LSU Rural Life Museum expands; Burden Museum and Gardens
POSTED: Thursday, September 19, 2013 - 7:00pm
UPDATED: Thursday, September 19, 2013 - 7:04pm
BATON ROUGE, LA (NBC33) — If you like the LSU Rural Life Museum, you're going love it even more now. The Burden family donated even more land to make the attraction bigger and better than ever.
At the LSU Rural Life Museum, history comes to life. It's full of artifacts that tell the story of the people of louisiana. Now, that story is even more captivating thanks to the Burden family.

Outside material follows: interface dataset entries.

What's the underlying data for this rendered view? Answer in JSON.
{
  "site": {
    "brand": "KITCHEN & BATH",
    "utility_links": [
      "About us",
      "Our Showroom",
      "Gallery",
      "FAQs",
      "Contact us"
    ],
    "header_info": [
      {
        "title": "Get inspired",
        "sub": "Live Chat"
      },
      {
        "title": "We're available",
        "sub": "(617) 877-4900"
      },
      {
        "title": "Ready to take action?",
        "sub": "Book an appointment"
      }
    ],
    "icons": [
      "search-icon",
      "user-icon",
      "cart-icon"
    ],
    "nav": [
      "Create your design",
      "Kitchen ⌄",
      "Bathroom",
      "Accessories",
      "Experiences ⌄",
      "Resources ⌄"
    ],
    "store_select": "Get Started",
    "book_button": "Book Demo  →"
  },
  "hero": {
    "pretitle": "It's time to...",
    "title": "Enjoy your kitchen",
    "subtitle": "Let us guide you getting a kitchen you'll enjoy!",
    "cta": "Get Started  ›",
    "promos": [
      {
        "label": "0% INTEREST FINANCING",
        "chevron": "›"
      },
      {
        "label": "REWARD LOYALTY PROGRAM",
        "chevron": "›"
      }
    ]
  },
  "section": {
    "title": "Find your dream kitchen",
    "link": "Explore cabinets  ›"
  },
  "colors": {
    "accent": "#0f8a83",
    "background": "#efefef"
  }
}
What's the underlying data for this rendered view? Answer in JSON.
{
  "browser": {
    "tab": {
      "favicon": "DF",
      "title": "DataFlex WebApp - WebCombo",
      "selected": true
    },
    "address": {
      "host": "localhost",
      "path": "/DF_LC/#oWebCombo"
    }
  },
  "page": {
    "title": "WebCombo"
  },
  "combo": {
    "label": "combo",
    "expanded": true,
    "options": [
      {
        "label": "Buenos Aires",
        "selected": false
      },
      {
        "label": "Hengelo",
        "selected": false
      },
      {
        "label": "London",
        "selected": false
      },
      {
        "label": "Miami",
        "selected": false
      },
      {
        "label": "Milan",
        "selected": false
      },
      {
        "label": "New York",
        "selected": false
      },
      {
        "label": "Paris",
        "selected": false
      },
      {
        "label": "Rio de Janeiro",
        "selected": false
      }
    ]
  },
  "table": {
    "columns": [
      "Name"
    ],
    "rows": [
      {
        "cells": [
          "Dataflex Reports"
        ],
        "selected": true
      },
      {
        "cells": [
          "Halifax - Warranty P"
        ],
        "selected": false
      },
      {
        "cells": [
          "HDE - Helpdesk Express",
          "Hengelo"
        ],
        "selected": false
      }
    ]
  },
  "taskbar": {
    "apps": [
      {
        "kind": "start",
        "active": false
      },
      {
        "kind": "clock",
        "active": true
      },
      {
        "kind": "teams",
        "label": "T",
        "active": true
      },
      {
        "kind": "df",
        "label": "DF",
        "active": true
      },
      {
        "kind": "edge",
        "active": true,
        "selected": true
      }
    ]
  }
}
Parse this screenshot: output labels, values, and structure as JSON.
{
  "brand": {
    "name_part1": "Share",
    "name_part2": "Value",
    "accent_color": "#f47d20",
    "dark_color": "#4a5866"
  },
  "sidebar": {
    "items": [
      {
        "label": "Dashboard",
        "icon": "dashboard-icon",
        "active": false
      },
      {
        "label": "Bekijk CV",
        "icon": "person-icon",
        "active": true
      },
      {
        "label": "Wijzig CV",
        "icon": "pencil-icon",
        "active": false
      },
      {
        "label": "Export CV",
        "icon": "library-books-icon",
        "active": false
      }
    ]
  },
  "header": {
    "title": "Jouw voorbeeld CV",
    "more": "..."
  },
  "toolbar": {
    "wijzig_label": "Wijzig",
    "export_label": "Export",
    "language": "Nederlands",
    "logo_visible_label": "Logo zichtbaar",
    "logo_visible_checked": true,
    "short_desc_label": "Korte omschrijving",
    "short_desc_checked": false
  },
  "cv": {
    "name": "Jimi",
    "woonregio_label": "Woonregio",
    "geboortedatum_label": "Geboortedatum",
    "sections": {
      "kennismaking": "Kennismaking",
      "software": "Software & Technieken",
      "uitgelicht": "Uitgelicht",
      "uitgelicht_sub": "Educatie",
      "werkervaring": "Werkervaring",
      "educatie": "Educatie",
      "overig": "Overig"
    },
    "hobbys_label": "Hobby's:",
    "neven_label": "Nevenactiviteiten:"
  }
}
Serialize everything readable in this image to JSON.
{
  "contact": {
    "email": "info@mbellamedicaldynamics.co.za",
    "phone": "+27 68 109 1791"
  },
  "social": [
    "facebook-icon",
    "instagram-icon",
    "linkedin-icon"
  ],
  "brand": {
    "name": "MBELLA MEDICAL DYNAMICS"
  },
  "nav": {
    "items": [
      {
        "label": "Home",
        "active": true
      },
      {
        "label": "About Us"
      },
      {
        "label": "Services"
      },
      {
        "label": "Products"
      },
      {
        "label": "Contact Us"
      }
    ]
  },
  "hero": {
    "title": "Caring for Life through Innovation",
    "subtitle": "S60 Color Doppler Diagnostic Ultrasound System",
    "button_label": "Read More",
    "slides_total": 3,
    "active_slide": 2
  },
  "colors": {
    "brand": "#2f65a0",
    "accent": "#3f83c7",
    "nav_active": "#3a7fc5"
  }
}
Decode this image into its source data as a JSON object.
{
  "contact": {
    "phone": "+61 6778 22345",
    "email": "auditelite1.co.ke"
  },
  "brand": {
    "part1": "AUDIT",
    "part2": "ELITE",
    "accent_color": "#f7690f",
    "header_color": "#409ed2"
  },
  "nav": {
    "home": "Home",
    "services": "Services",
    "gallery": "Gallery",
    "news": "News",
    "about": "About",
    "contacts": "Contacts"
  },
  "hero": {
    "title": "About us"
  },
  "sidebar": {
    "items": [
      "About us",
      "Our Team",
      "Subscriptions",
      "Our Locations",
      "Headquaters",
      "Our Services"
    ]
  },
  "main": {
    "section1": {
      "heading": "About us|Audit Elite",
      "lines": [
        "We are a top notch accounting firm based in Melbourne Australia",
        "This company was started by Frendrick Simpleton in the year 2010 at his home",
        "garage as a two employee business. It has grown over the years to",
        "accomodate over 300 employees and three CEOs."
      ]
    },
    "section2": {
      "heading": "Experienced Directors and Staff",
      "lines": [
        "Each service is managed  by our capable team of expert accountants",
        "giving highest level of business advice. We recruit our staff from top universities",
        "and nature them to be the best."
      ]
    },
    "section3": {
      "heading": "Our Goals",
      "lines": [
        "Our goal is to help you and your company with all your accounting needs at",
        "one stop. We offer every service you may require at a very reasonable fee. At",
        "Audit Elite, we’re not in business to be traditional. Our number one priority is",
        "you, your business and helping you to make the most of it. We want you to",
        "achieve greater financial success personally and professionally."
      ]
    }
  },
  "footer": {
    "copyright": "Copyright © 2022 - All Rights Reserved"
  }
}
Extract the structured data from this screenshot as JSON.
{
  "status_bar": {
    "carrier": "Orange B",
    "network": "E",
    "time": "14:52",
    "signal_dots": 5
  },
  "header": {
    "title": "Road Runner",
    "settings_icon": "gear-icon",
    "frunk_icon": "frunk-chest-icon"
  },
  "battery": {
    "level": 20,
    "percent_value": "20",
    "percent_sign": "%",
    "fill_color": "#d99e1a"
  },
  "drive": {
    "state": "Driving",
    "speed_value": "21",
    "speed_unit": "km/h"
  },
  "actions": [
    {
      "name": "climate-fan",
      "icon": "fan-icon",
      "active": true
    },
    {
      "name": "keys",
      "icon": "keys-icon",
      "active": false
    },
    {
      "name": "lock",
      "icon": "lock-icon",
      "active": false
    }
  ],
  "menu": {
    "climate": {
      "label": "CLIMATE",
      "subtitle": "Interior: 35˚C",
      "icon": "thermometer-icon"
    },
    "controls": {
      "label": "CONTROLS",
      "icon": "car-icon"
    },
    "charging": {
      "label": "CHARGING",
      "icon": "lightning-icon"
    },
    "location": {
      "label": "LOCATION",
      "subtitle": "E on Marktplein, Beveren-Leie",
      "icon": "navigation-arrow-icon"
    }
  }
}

"The Burden Family would have wanted this. They saw this property as one place with a particular purpose," David Floyd, the director of the LSU Rural Life Museum said. "The purpose was a green space, and to be a beloved place for people of Baton Rouge to come and enjoy."
Now, they can enjoy the 400 acres of property behind the Rural Life museum. Property that's the Burdens have owned for more than 200 years.
"Now we're including other parts of the property that were kind of restricted, so the woods, the trees and trails, the botanic gardens, the swamp walks, and such to that degree," Floyd said.
Something the community has wanted to see for long time.
"Part of this decision was the community telling us what they wanted, and they wanted more access to property. They wanted to come to it on a regular basis."
Since the Botanic and Windrush gardens will be accessible to the public. Floyd said, that alone, will bring more people to the museum.
"People who may not be interested in old houses or history, but interested in floricultural and horticultural and such," Floyd said. "They will discover the Rural Life Museum and vice versa."
For Carol Goldsmith, it's exciting because this piece of history is a part of her family's history.
"My children and my grandchildren live here. My son's a junior docent, and we've done the Trees and Trails on a Sunday afternoon several times. We're gearing up for that corn maze," Goldsmith said. "It's a hidden oasis in Baton Rouge, and that gives you just an escape."
The facility is now called Burden Museum and Gardens, and the gardens are open to the public.